• Records for processing:
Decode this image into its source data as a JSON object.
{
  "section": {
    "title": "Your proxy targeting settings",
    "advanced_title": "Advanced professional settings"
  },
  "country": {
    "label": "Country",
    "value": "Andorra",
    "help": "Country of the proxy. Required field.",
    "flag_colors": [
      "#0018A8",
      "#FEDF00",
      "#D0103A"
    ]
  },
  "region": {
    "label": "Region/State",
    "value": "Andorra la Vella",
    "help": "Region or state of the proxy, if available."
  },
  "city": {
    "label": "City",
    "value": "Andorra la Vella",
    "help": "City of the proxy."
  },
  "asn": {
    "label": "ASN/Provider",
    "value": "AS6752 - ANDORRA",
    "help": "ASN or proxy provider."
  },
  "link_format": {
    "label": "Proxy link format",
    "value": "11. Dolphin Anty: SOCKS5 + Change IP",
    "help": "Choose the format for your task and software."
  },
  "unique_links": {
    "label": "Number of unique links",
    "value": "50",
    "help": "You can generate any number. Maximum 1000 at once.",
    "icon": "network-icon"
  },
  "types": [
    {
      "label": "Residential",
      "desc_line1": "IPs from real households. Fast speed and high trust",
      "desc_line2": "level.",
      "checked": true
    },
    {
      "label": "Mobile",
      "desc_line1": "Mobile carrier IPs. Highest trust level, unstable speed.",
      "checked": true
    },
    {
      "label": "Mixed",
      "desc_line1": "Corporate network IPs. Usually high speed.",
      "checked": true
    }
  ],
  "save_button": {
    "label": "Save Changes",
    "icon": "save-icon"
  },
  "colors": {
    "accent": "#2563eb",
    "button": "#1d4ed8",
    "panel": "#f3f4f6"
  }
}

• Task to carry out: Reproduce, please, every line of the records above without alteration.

• Exercise solution:
Decode this image into its source data as a JSON object.
{
  "section": {
    "title": "Your proxy targeting settings",
    "advanced_title": "Advanced professional settings"
  },
  "country": {
    "label": "Country",
    "value": "Andorra",
    "help": "Country of the proxy. Required field.",
    "flag_colors": [
      "#0018A8",
      "#FEDF00",
      "#D0103A"
    ]
  },
  "region": {
    "label": "Region/State",
    "value": "Andorra la Vella",
    "help": "Region or state of the proxy, if available."
  },
  "city": {
    "label": "City",
    "value": "Andorra la Vella",
    "help": "City of the proxy."
  },
  "asn": {
    "label": "ASN/Provider",
    "value": "AS6752 - ANDORRA",
    "help": "ASN or proxy provider."
  },
  "link_format": {
    "label": "Proxy link format",
    "value": "11. Dolphin Anty: SOCKS5 + Change IP",
    "help": "Choose the format for your task and software."
  },
  "unique_links": {
    "label": "Number of unique links",
    "value": "50",
    "help": "You can generate any number. Maximum 1000 at once.",
    "icon": "network-icon"
  },
  "types": [
    {
      "label": "Residential",
      "desc_line1": "IPs from real households. Fast speed and high trust",
      "desc_line2": "level.",
      "checked": true
    },
    {
      "label": "Mobile",
      "desc_line1": "Mobile carrier IPs. Highest trust level, unstable speed.",
      "checked": true
    },
    {
      "label": "Mixed",
      "desc_line1": "Corporate network IPs. Usually high speed.",
      "checked": true
    }
  ],
  "save_button": {
    "label": "Save Changes",
    "icon": "save-icon"
  },
  "colors": {
    "accent": "#2563eb",
    "button": "#1d4ed8",
    "panel": "#f3f4f6"
  }
}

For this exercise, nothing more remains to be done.